- TASK BRIEF -
List, from the lines below, each one with "terror" in it.

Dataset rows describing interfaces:
/---

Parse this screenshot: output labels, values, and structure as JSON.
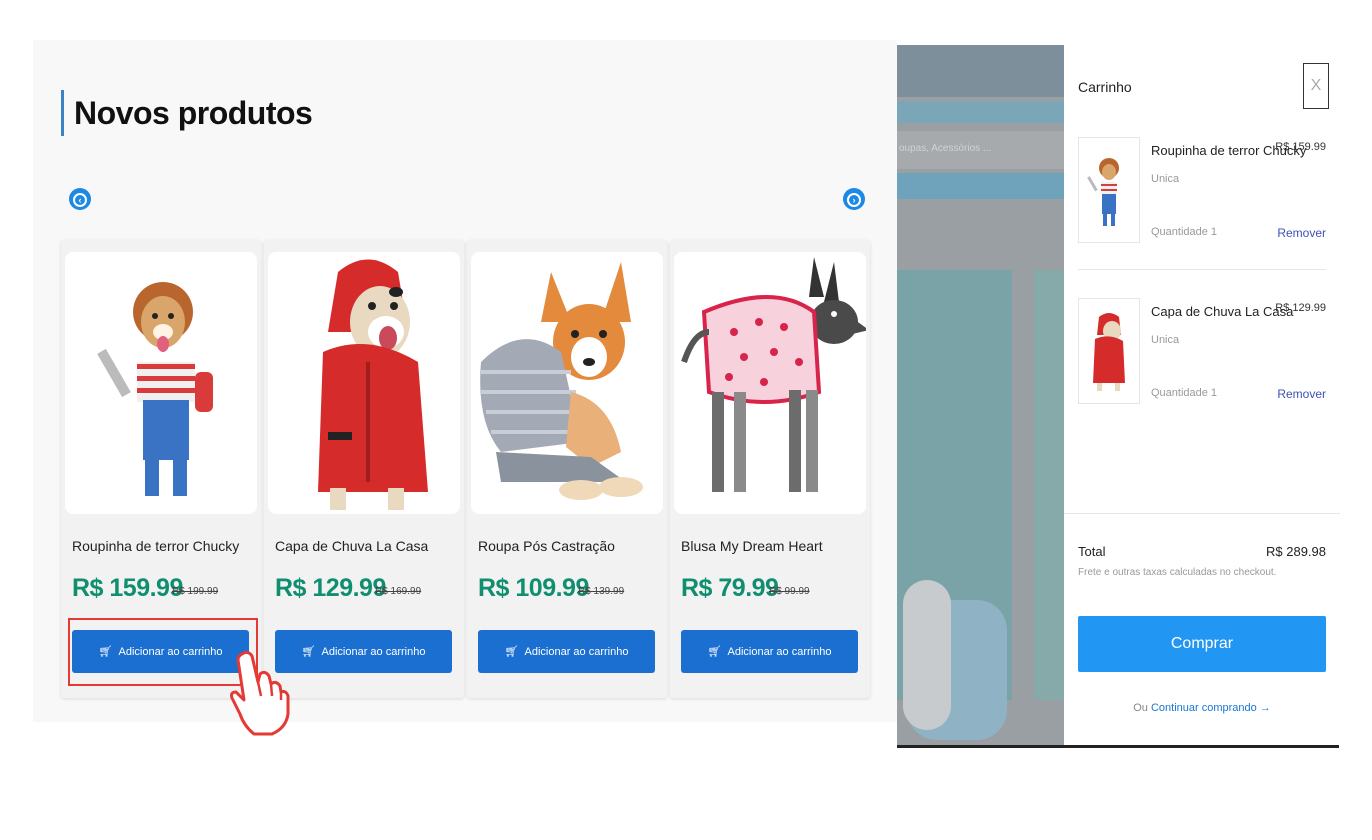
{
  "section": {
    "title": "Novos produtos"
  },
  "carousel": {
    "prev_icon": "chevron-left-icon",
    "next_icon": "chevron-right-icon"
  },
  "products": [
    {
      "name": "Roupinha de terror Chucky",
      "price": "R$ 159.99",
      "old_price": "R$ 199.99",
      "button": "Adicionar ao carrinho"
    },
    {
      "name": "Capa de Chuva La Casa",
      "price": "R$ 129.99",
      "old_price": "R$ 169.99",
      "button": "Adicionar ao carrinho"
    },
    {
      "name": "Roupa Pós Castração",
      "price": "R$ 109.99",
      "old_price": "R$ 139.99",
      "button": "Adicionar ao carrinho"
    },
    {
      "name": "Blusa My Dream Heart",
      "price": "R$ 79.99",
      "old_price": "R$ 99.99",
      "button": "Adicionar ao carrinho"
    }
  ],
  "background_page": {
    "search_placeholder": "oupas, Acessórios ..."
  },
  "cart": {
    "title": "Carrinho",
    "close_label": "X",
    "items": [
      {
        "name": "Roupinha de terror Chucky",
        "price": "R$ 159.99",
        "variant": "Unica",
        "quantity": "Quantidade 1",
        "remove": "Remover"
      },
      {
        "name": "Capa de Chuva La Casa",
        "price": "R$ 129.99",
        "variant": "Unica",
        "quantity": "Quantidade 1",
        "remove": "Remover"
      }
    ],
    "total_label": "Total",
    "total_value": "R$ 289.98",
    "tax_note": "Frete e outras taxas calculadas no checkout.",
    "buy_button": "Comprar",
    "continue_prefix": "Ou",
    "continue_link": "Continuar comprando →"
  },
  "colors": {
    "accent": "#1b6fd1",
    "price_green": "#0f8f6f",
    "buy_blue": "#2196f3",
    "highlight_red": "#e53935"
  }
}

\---

- REPLY -
      "name": "Roupinha de terror Chucky",
        "name": "Roupinha de terror Chucky",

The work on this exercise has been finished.